Problem to solve: Report each line from the data below that holds the word "ExampleFile".

START Recorded data

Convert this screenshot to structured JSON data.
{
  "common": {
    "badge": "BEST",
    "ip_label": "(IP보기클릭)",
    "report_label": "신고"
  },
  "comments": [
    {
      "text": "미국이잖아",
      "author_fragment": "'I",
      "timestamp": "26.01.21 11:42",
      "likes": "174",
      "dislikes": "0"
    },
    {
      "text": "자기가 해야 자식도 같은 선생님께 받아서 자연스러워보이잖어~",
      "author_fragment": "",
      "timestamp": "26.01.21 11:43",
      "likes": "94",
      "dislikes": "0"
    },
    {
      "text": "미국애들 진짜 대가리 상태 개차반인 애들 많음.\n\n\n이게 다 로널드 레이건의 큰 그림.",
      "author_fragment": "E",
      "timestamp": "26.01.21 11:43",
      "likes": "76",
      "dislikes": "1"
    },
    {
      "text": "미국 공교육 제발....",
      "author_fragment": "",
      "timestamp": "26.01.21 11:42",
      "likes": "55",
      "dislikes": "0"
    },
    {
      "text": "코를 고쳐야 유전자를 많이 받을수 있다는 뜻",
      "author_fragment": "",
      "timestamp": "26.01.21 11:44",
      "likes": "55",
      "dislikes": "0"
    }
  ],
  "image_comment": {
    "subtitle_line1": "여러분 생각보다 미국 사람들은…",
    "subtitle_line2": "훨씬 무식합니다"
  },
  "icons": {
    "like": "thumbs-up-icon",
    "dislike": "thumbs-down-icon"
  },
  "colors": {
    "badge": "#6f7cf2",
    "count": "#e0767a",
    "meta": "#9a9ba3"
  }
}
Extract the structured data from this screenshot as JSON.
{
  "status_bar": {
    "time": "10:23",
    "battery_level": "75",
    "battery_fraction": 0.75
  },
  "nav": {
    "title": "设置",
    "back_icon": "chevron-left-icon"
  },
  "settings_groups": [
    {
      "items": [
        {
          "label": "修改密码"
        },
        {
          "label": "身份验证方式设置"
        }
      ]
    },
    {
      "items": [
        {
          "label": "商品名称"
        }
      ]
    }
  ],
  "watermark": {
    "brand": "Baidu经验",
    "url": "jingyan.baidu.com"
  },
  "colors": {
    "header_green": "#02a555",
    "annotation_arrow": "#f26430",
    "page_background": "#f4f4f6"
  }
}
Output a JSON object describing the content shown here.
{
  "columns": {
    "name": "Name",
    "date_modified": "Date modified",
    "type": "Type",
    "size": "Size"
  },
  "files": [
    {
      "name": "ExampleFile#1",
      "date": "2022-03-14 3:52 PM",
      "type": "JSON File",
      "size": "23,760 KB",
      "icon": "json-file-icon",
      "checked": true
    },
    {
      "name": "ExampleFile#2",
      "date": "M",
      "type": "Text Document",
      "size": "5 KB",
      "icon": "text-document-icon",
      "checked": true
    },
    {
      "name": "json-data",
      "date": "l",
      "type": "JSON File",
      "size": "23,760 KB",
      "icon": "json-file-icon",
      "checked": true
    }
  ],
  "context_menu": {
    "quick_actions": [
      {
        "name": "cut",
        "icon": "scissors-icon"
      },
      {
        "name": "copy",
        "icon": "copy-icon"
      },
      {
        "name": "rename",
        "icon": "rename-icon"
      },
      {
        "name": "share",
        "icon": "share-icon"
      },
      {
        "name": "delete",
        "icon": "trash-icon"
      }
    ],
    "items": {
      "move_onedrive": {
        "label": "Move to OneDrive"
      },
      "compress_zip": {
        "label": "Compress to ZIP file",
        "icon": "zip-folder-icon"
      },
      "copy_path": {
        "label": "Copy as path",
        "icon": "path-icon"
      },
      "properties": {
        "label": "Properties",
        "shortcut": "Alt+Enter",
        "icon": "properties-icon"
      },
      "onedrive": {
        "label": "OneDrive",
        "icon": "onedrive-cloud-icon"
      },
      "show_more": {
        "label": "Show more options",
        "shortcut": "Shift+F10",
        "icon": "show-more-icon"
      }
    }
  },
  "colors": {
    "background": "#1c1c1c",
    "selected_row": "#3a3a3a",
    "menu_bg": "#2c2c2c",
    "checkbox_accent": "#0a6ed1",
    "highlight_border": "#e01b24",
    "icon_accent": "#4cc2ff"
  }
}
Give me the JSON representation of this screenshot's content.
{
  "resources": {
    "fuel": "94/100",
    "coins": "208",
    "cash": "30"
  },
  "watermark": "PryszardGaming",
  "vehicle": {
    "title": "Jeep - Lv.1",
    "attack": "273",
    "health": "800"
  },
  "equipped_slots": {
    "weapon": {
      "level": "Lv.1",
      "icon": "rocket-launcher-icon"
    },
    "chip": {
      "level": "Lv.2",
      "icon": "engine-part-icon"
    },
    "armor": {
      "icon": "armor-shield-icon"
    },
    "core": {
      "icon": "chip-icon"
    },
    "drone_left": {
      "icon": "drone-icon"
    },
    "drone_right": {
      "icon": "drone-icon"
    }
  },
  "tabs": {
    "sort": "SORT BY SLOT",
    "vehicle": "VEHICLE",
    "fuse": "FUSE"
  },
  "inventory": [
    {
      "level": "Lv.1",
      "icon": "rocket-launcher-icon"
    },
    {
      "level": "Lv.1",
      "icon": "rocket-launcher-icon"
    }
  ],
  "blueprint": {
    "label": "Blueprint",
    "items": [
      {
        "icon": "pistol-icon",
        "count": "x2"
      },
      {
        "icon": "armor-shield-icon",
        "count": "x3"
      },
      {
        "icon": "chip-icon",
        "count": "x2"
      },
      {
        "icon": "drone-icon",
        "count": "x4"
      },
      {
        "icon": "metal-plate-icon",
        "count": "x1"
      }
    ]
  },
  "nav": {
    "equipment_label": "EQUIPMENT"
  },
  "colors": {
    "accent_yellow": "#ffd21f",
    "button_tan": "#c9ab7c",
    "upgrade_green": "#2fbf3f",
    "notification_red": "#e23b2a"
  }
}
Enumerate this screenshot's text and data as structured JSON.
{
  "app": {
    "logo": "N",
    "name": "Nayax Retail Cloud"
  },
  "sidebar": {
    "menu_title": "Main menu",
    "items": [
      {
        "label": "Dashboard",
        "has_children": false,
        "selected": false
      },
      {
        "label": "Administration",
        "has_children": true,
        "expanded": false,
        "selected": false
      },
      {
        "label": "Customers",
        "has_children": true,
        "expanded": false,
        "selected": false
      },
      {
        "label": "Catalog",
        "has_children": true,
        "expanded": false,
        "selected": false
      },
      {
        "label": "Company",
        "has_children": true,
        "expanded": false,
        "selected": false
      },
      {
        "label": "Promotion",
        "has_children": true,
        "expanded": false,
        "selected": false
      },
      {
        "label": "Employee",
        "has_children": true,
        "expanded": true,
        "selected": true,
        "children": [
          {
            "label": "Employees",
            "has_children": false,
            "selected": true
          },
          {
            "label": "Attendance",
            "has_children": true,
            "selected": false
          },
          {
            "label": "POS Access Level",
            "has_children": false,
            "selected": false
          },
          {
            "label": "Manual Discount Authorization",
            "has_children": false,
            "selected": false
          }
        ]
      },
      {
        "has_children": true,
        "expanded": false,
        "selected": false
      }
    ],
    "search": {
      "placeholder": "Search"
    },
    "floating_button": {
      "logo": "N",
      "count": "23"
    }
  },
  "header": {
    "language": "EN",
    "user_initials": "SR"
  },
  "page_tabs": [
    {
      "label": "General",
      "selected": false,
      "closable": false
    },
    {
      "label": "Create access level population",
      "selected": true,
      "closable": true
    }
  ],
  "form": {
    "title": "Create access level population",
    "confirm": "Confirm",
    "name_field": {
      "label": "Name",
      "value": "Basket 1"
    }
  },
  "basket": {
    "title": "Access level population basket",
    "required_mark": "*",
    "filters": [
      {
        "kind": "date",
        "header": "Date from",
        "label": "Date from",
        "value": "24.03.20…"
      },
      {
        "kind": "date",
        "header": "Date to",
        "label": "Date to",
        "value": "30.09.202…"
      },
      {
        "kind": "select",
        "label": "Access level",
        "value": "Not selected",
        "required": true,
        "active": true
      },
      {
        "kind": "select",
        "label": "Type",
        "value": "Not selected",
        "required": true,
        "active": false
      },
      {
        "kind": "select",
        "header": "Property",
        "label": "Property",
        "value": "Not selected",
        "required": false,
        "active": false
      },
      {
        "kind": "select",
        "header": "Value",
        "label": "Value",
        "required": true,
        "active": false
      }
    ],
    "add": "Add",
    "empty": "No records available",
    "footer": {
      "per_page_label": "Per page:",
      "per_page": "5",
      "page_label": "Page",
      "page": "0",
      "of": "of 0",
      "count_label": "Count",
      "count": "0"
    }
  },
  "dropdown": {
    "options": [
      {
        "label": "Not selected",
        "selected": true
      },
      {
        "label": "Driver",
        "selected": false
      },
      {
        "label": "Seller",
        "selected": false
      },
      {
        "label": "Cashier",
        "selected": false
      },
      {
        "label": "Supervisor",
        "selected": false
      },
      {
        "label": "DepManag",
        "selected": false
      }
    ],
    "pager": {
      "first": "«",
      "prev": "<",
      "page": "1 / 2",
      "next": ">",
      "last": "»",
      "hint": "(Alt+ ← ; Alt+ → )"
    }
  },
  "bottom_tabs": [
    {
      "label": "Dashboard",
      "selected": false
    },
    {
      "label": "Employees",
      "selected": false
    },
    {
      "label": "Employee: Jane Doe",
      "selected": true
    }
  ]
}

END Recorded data

Answer box:
      "name": "ExampleFile#1",
      "name": "ExampleFile#2",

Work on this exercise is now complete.